Segment Start: Provided information

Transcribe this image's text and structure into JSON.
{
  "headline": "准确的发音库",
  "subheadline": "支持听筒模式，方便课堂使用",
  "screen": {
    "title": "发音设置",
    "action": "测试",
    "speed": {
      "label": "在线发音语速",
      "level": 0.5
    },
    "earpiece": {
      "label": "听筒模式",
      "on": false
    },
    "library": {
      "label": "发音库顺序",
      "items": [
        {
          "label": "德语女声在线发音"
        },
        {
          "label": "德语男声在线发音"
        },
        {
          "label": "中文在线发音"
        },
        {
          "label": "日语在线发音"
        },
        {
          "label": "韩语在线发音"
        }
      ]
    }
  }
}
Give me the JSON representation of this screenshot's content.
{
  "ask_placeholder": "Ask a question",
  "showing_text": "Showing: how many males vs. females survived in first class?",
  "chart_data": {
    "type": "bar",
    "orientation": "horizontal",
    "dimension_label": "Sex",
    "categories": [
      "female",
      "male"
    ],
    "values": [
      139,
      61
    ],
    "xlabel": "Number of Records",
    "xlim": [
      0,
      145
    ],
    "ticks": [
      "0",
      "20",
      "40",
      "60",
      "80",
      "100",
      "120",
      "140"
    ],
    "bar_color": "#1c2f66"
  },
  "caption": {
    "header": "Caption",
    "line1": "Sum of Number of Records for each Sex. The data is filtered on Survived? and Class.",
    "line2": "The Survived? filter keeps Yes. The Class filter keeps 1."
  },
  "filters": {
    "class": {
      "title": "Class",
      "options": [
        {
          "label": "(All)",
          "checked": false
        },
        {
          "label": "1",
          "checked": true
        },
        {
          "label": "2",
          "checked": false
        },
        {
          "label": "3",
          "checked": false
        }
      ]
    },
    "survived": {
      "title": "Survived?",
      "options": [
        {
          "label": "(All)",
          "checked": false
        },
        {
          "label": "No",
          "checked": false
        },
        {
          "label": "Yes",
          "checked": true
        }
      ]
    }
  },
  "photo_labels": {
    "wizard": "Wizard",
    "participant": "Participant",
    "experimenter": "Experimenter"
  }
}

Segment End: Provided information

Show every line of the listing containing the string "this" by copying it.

Your response:
Transcribe this image's text and structure into JSON.
Give me the JSON representation of this screenshot's content.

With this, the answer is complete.